Is President Obama the First Female President?

Don’t ask me.  Ask Kathleen Parker.  She just suggested so–in the Post, no less.  However you answer this question, it seems incontrovertible that men have adapted womanly traits and habits in just about every category–dress, speaking, physicality, you name it.  You have to hand it to Parker–she speaks her mind, with no quarter given to anyone.  I admire that.


Stephen Witmer, a Massachusetts pastor with a PhD from Cambridge, writes on a “God-Centered Understanding of Sin” at Ref21.  An excellent piece worth the extensive reading.
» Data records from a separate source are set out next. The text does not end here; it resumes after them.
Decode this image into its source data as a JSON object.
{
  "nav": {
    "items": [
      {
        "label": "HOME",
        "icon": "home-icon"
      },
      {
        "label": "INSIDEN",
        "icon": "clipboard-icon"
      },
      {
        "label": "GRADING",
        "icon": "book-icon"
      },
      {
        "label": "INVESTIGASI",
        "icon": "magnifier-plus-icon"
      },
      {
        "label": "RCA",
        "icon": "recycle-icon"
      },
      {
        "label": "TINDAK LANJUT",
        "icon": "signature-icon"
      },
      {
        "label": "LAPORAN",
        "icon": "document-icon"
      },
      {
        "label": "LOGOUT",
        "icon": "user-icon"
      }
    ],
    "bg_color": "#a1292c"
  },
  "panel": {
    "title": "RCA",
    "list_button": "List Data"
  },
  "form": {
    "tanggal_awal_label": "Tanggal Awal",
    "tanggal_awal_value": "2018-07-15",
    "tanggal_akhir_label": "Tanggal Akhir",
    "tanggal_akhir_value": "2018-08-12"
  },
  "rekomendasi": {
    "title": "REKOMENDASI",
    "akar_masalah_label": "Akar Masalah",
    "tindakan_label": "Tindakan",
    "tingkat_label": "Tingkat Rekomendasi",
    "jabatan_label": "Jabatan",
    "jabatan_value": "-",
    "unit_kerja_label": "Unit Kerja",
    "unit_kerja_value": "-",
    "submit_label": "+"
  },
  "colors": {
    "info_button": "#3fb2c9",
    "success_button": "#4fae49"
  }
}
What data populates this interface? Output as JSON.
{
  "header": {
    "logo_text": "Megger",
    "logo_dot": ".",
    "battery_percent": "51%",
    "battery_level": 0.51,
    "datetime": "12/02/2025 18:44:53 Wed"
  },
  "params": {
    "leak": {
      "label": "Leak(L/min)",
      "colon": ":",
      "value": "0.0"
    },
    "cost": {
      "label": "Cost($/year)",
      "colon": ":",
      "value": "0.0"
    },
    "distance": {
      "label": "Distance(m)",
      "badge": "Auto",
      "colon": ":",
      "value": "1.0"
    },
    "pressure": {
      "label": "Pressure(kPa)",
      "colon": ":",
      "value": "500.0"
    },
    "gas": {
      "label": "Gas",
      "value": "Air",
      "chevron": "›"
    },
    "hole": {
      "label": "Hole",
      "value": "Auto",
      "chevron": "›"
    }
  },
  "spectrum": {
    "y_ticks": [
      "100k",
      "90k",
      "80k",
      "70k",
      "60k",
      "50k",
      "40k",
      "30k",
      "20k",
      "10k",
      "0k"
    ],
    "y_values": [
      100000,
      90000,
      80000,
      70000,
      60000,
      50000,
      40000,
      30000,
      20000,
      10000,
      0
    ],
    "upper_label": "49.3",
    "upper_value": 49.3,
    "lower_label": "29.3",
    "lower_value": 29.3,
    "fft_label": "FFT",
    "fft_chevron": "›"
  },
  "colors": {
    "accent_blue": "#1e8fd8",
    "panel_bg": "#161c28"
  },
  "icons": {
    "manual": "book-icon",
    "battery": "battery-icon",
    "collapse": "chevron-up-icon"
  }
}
Kevin DeYoung “witticisms,” including the immortal term “squishitude.”  That is a neologism worth passing on.


Old media?  New media?  David Brooks and Gail Collins discuss.


How has John Roberts changed the culture of the Supreme Court?  Here’s how.


James Boice, remembered. (HT: Challies)


By the way, I don’t know if you get Christianity Today, but the new issue has a noteworthy piece by Russ Moore on adoption (not yet online).  Here’s one memorable line: “The adoption movement is challenging the impoverished hegemony of our carnal sameness, as more and more families in the church are starting to show fellow believers the meaning of unity in diversity.”  That’s a heavy-hitter.


Filed under adoption, links, politics